Evocative portraits are created using a combination of good rapport, relevant location, effective use of light and solid camera craft. I love to shoot prime lenses, including the 35mm and 85mm f1.4, for my portraits. Being able to shoot at a shallow depth of field like f1.4 blurs the background creating beautiful bokeh and nice separation. Using available light, all I have to do is set my aperture to f1.4 and shoot away.

 

But a problem arises using flash. On a bright sunny day shooting at f 1.4 and ISO 100, my shutter speed might be 1/4000. Since most cameras have a flash sync speed of approximately 1/250, shooting at 1/4000 would result in banding (dark areas in the frame where the shutter curtain blocks flash from reaching the sensor) in the final shot. But if I add my 5 stop Mor-Slo filter, my shutter speed goes from 1/4000 to 1/125, and my flash will work just fine with my camera.

 

Recent developments in high speed sync and hi-sync flash technology have reduced or even eliminated the problems associated with using flash and fast shutter speeds. But depending on your flash system and camera, occasional banding may still occur, especially at very fast shutter speeds. Speedlights have evolved to eliminate banding, but at the expense of greatly reduced output. Since I shoot a lot of my portraits though a large octabank, I use strobes to get the job done. I need lights with plenty of power and fast recycling.

Fort Collins, CO. portrait

Fort Collins, CO. portrait

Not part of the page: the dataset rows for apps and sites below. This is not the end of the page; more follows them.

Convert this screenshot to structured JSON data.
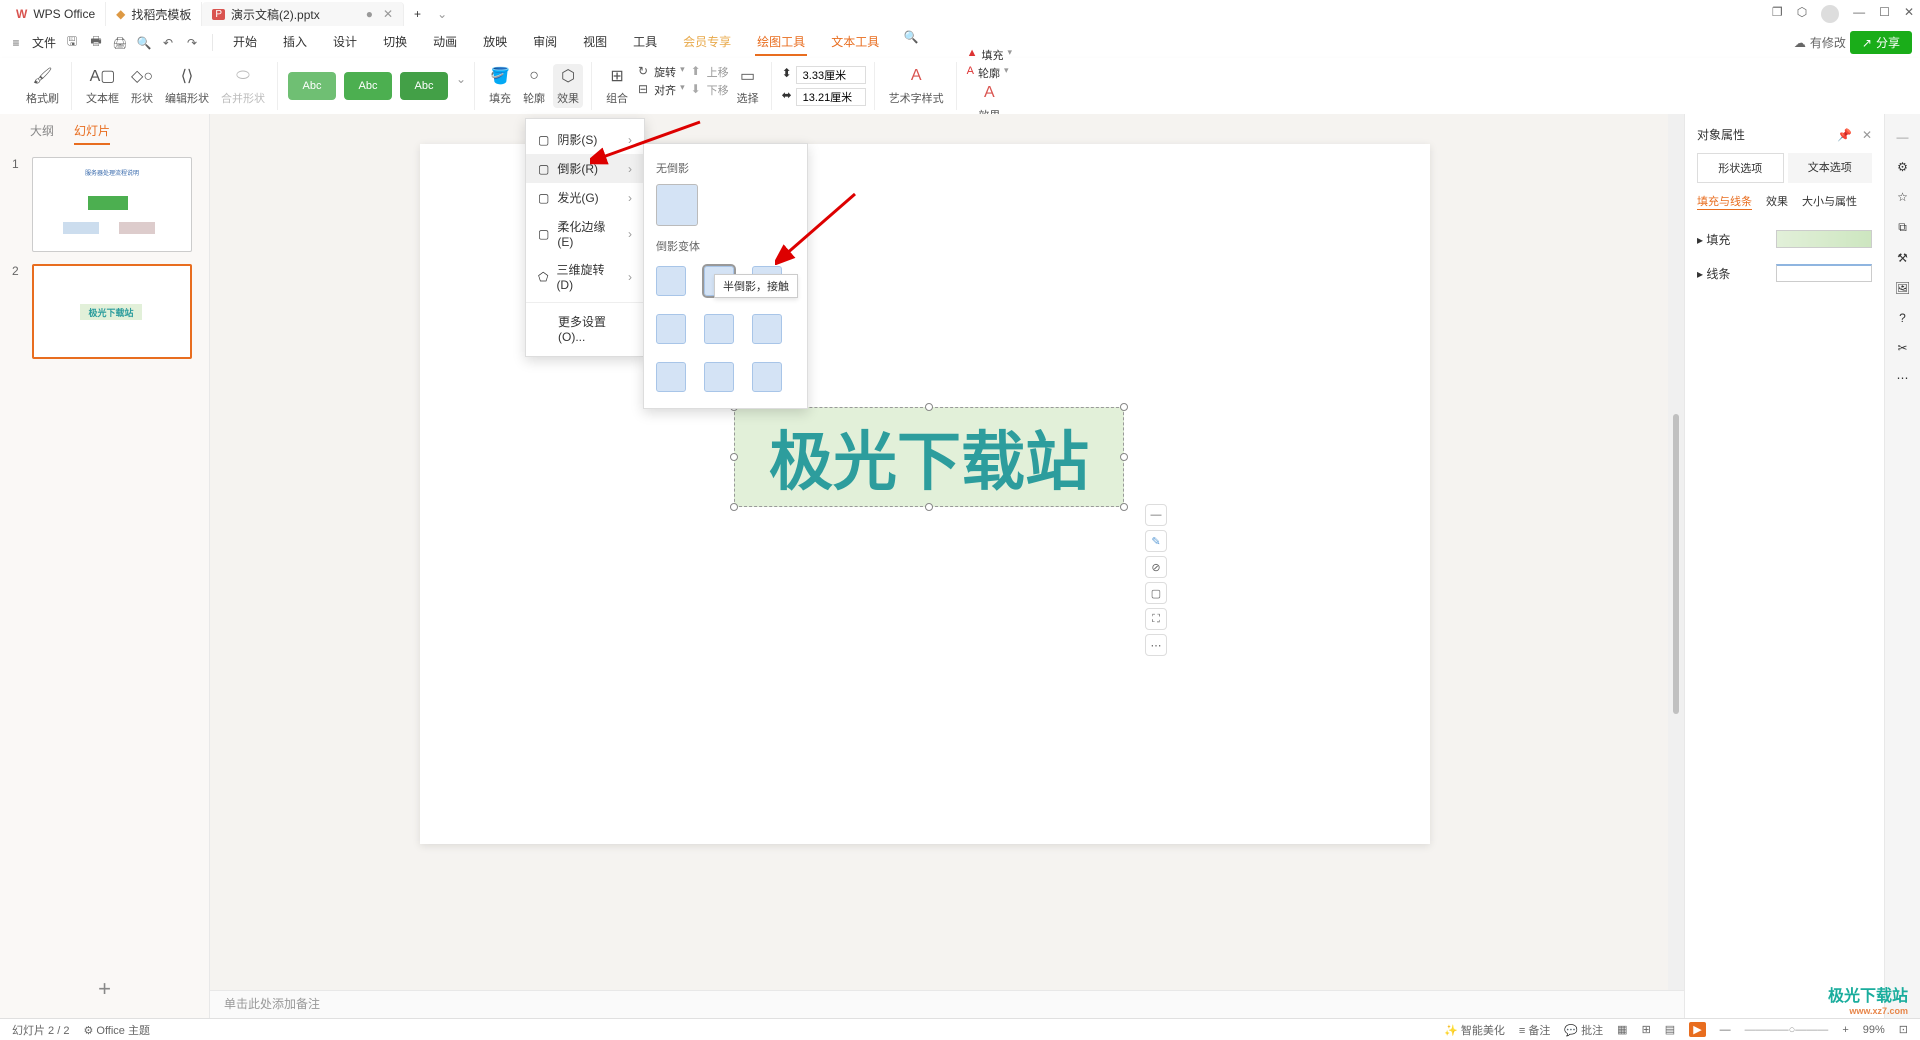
{
  "title_tabs": {
    "wps": "WPS Office",
    "templates": "找稻壳模板",
    "current": "演示文稿(2).pptx"
  },
  "menu": {
    "file": "文件",
    "tabs": [
      "开始",
      "插入",
      "设计",
      "切换",
      "动画",
      "放映",
      "审阅",
      "视图",
      "工具",
      "会员专享",
      "绘图工具",
      "文本工具"
    ],
    "has_changes": "有修改",
    "share": "分享"
  },
  "ribbon": {
    "format_painter": "格式刷",
    "textbox": "文本框",
    "shape": "形状",
    "edit_shape": "编辑形状",
    "merge_shape": "合并形状",
    "presets_label": "Abc",
    "fill": "填充",
    "outline": "轮廓",
    "effects": "效果",
    "group": "组合",
    "rotate": "旋转",
    "align": "对齐",
    "move_up": "上移",
    "move_down": "下移",
    "select": "选择",
    "height": "3.33厘米",
    "width": "13.21厘米",
    "wordart_style": "艺术字样式",
    "wa_fill": "填充",
    "wa_outline": "轮廓",
    "wa_effects": "效果"
  },
  "left_panel": {
    "outline": "大纲",
    "slides": "幻灯片",
    "thumbs": [
      "1",
      "2"
    ]
  },
  "canvas": {
    "wordart_text": "极光下载站",
    "notes_placeholder": "单击此处添加备注"
  },
  "effects_menu": {
    "shadow": "阴影(S)",
    "reflection": "倒影(R)",
    "glow": "发光(G)",
    "soft_edge": "柔化边缘(E)",
    "rotation_3d": "三维旋转(D)",
    "more": "更多设置(O)..."
  },
  "reflection_panel": {
    "none": "无倒影",
    "variants": "倒影变体",
    "tooltip": "半倒影，接触"
  },
  "right_panel": {
    "title": "对象属性",
    "shape_options": "形状选项",
    "text_options": "文本选项",
    "fill_line": "填充与线条",
    "effect": "效果",
    "size_prop": "大小与属性",
    "fill": "填充",
    "line": "线条"
  },
  "status": {
    "slide_count": "幻灯片 2 / 2",
    "theme": "Office 主题",
    "beautify": "智能美化",
    "notes": "备注",
    "comments": "批注",
    "zoom": "99%"
  },
  "watermark": {
    "text": "极光下载站",
    "url": "www.xz7.com"
  }
}
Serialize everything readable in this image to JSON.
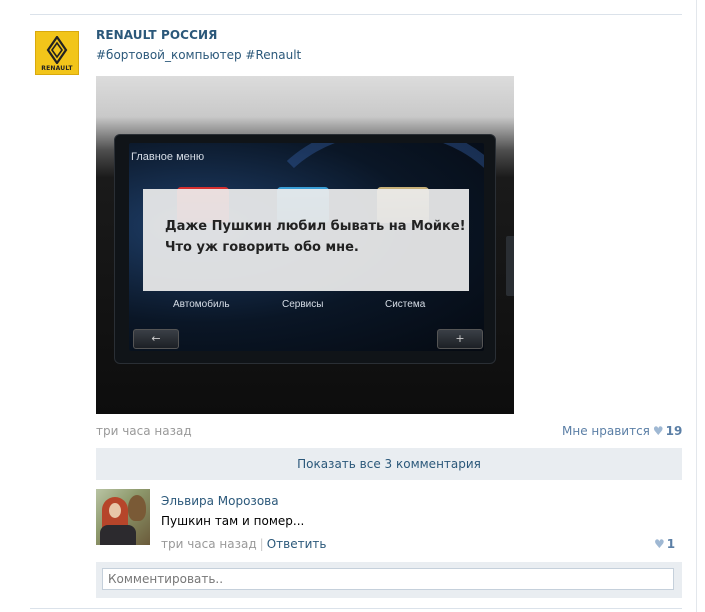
{
  "post": {
    "author": "RENAULT РОССИЯ",
    "logo_text": "RENAULT",
    "tags": "#бортовой_компьютер #Renault",
    "time": "три часа назад",
    "like_label": "Мне нравится",
    "like_count": "19"
  },
  "photo": {
    "menu_title": "Главное меню",
    "overlay_line1": "Даже Пушкин любил бывать на Мойке!",
    "overlay_line2": "Что уж говорить обо мне.",
    "apps": [
      {
        "label": "Автомобиль",
        "color": "#d8302f"
      },
      {
        "label": "Сервисы",
        "color": "#3aa0d8"
      },
      {
        "label": "Система",
        "color": "#c9b27a"
      }
    ],
    "back_glyph": "←",
    "plus_glyph": "+"
  },
  "comments": {
    "show_all": "Показать все 3 комментария",
    "items": [
      {
        "author": "Эльвира Морозова",
        "text": "Пушкин там и помер...",
        "time": "три часа назад",
        "separator": "|",
        "reply": "Ответить",
        "like_count": "1"
      }
    ],
    "input_placeholder": "Комментировать.."
  },
  "colors": {
    "link": "#2b587a",
    "muted": "#999999",
    "panel": "#e9edf1",
    "heart": "#9fb8d3",
    "logo_yellow": "#f2c51a"
  }
}
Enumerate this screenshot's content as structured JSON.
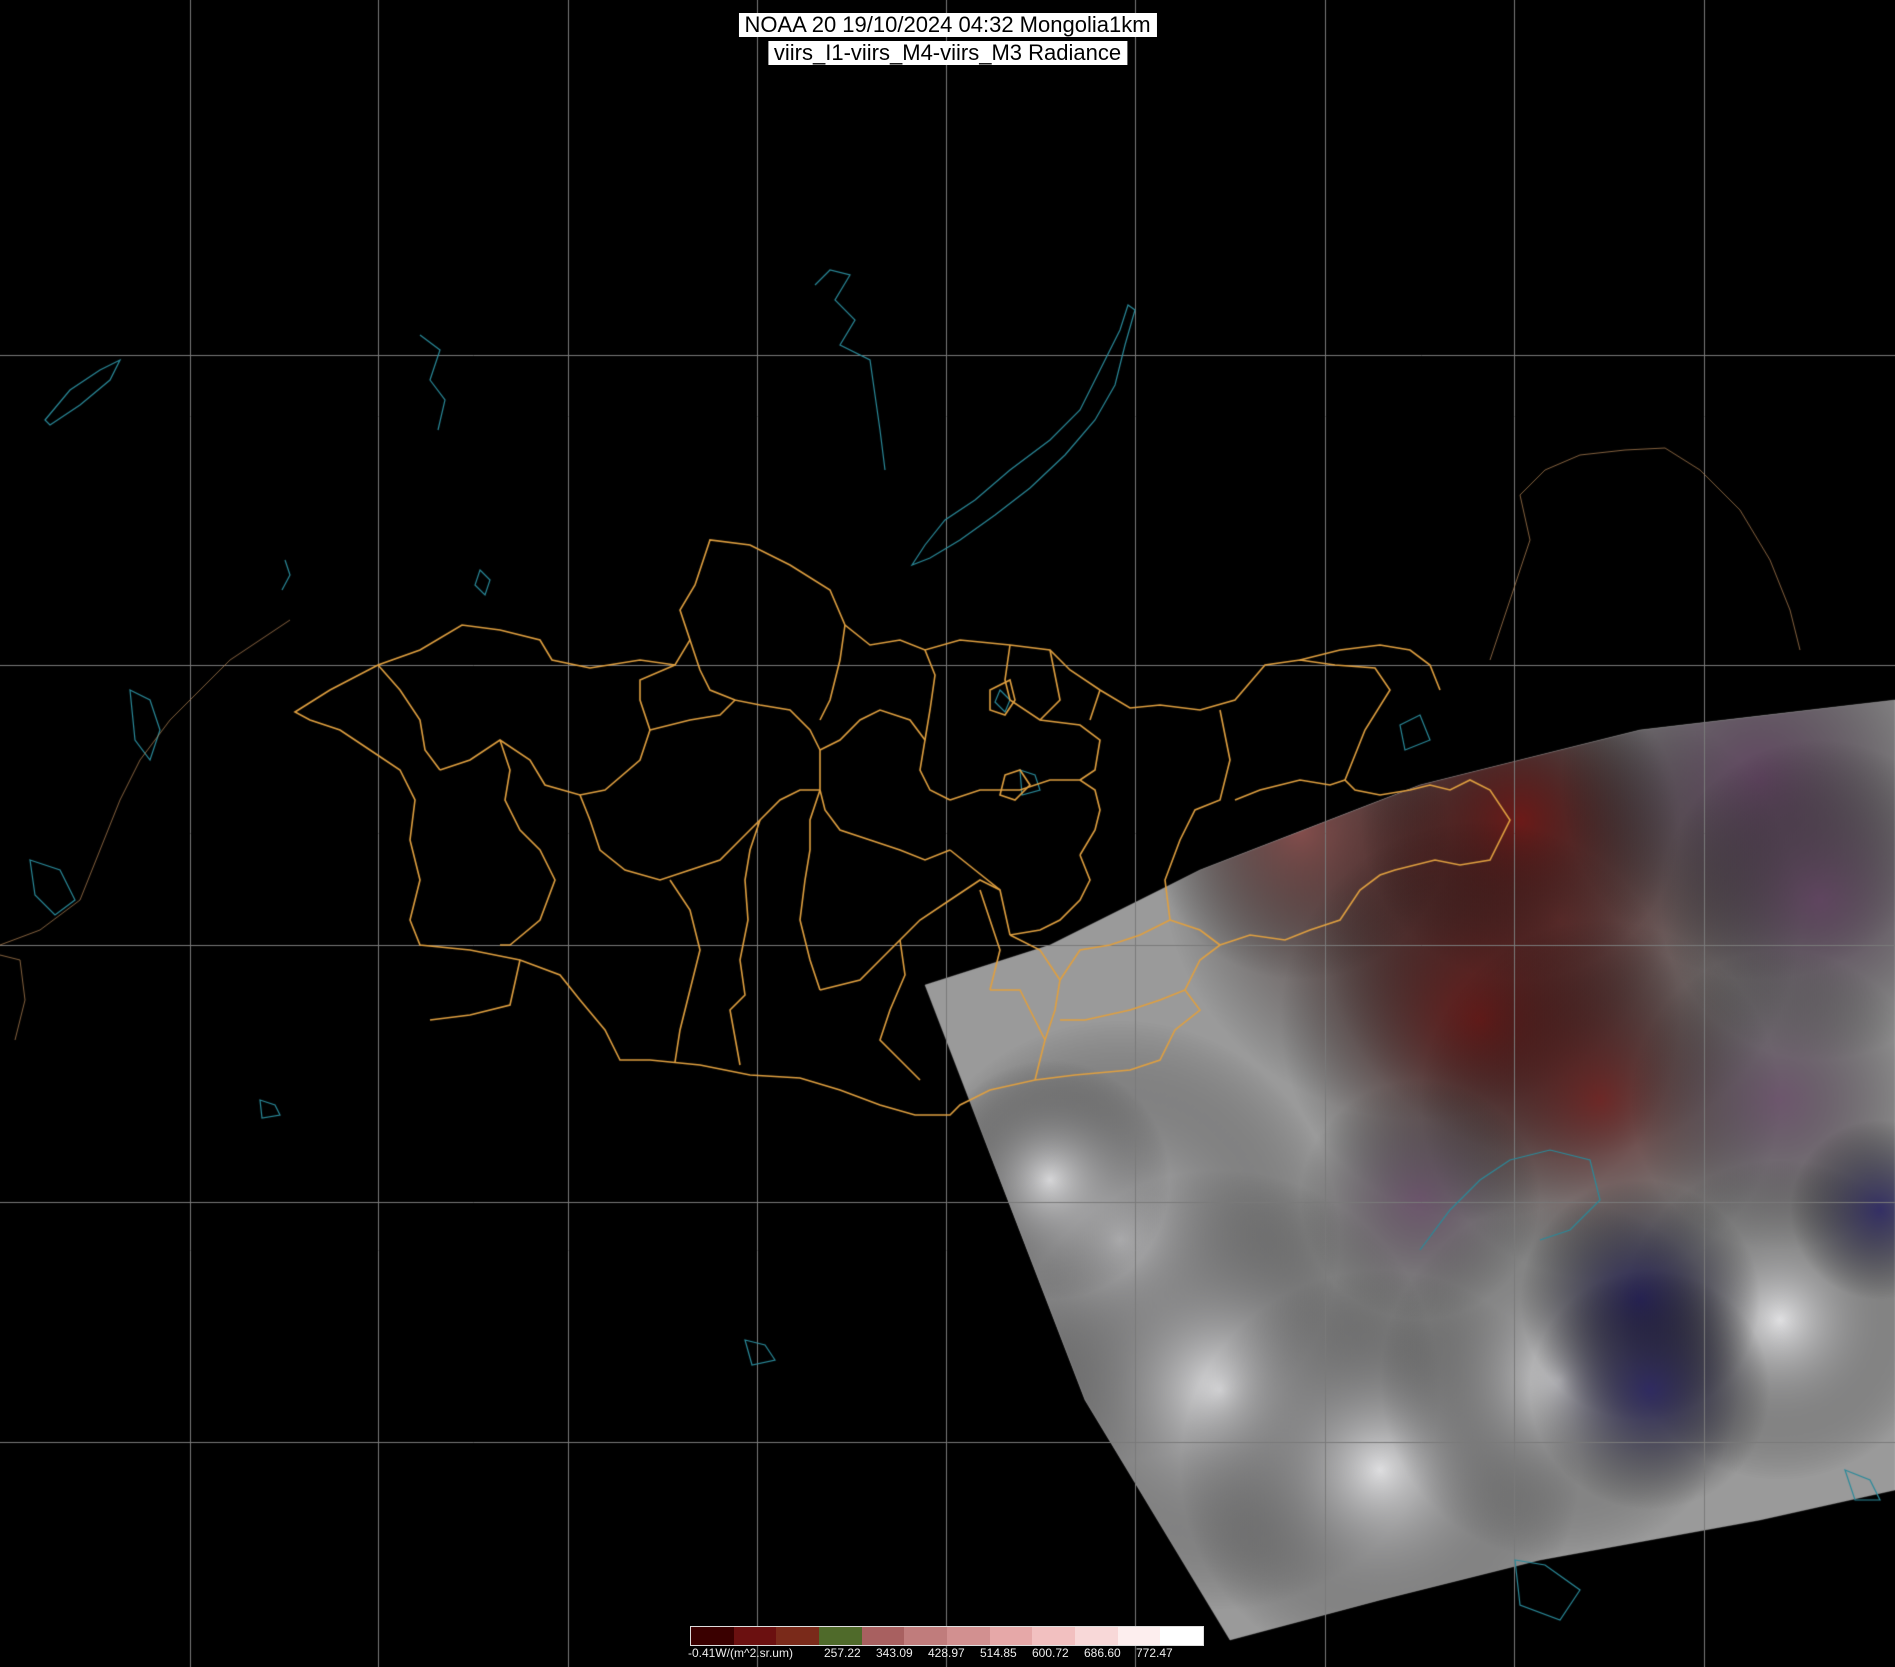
{
  "title": {
    "line1": "NOAA 20 19/10/2024 04:32 Mongolia1km",
    "line2": "viirs_I1-viirs_M4-viirs_M3 Radiance"
  },
  "colorbar": {
    "ticks": [
      "-0.41W/(m^2.sr.um)",
      "257.22",
      "343.09",
      "428.97",
      "514.85",
      "600.72",
      "686.60",
      "772.47"
    ],
    "colors": [
      "#3a0000",
      "#6b1010",
      "#7a2a1a",
      "#4f6a2a",
      "#a86060",
      "#c07c7c",
      "#d29090",
      "#e6a8a8",
      "#f2c0c0",
      "#f8d8d8",
      "#fdeeee",
      "#ffffff"
    ]
  },
  "map": {
    "background_color": "#000000",
    "graticule_color": "#7a7a7a",
    "boundary_color": "#e0a040",
    "water_color": "#2a8a9a",
    "swath_colors": {
      "dry_land": "#8a4a48",
      "vegetation": "#6e1614",
      "grey_plain": "#9a9a9a",
      "cloud": "#e8e8ea",
      "sea": "#2a2560",
      "purple_land": "#5a3a5a"
    }
  }
}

If we choose to shoot at f1.4, my workflow goes like this. We scout the location before the client arrives, and take some sample exposures. I often walk around shooting at f1.4 with my 35mm to check backgrounds and bokeh quality. Next, I see what shutter speed is giving me the right exposure. If it is a sunny day, or partly cloudy, chances are good I will need my 5 stop ND to bring the shutter speed down below my camera sync speed (1/250). Next, we set up our strobe and large octabox and take a test shot. Since our strobes have over 1000 watts of power, we have the power necessary to compensate for the 5 stop ND filter attached to my lens. When the client arrives, I know I can shoot at a very shallow aperture using strobes and not worry about flash sync because I am using the 5 stop Mor-Slo ND filter to slow my shutter speed down.

Fort Collins, CO. portrait

Fort Collins, CO. portrait

The five stop effect. ND filters offer many creative options for photographers, and I never leave the house without a few in my camera bag. Whether it is photographing a massive waterfall in Iceland, or an Olympic skier on the slopes, I often use the five stop effect to get the results I need.

Tom’s website and workshops

Tom’s Pro Gallery page on this site